**What you are asked to do**
Among the entries below, find all lines that include "have" and copy them.

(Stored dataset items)
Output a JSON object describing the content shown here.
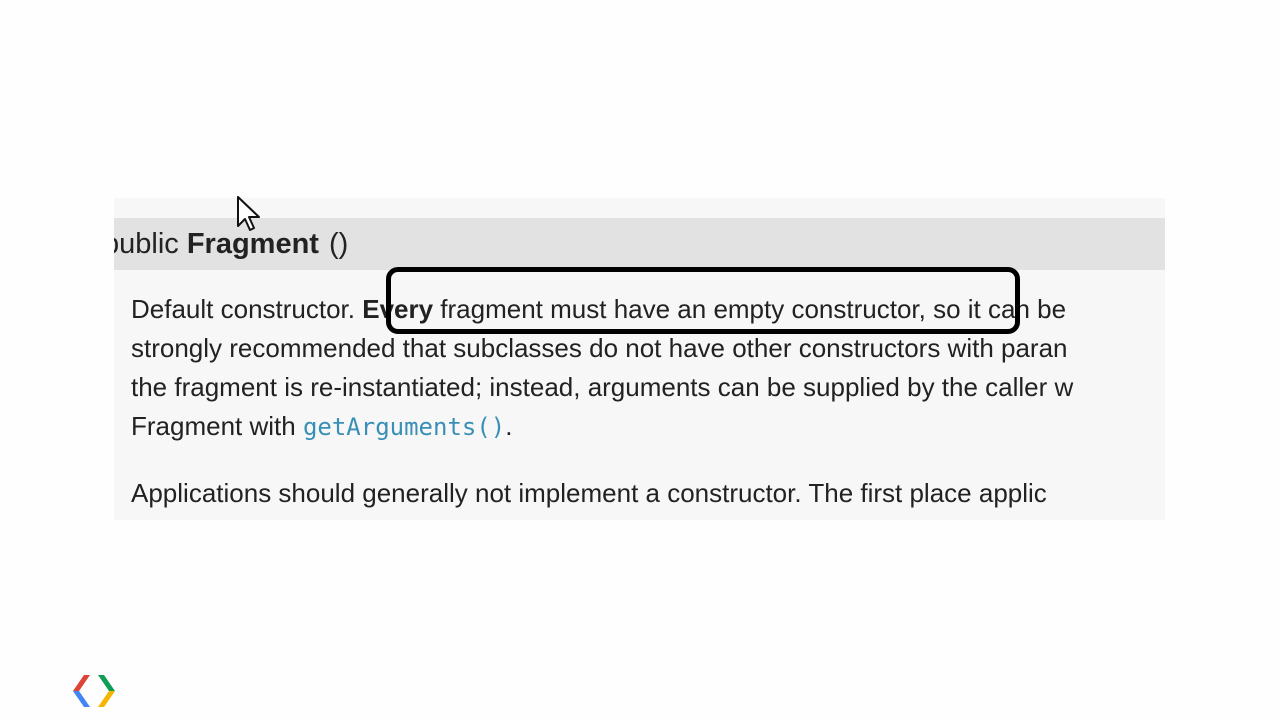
{
  "signature": {
    "prefix": "public ",
    "method_name": "Fragment",
    "parens": "()"
  },
  "paragraph1": {
    "line1_pre": "Default constructor. ",
    "line1_bold": "Every",
    "line1_post": " fragment must have an empty constructor, so it can be",
    "line2": "strongly recommended that subclasses do not have other constructors with paran",
    "line3": "the fragment is re-instantiated; instead, arguments can be supplied by the caller w",
    "line4_pre": "Fragment with ",
    "line4_code": "getArguments()",
    "line4_post": "."
  },
  "paragraph2": {
    "line1": "Applications should generally not implement a constructor. The first place applic"
  },
  "icons": {
    "cursor": "mouse-pointer-icon",
    "logo": "google-developers-logo"
  },
  "colors": {
    "link": "#3a8fb7",
    "highlight_border": "#000000",
    "signature_bar": "#e2e2e2",
    "logo_red": "#db4437",
    "logo_blue": "#4285f4",
    "logo_green": "#0f9d58",
    "logo_yellow": "#f4b400"
  }
}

**Worked solution**
    "line1_post": " fragment must have an empty constructor, so it can be",
    "line2": "strongly recommended that subclasses do not have other constructors with paran",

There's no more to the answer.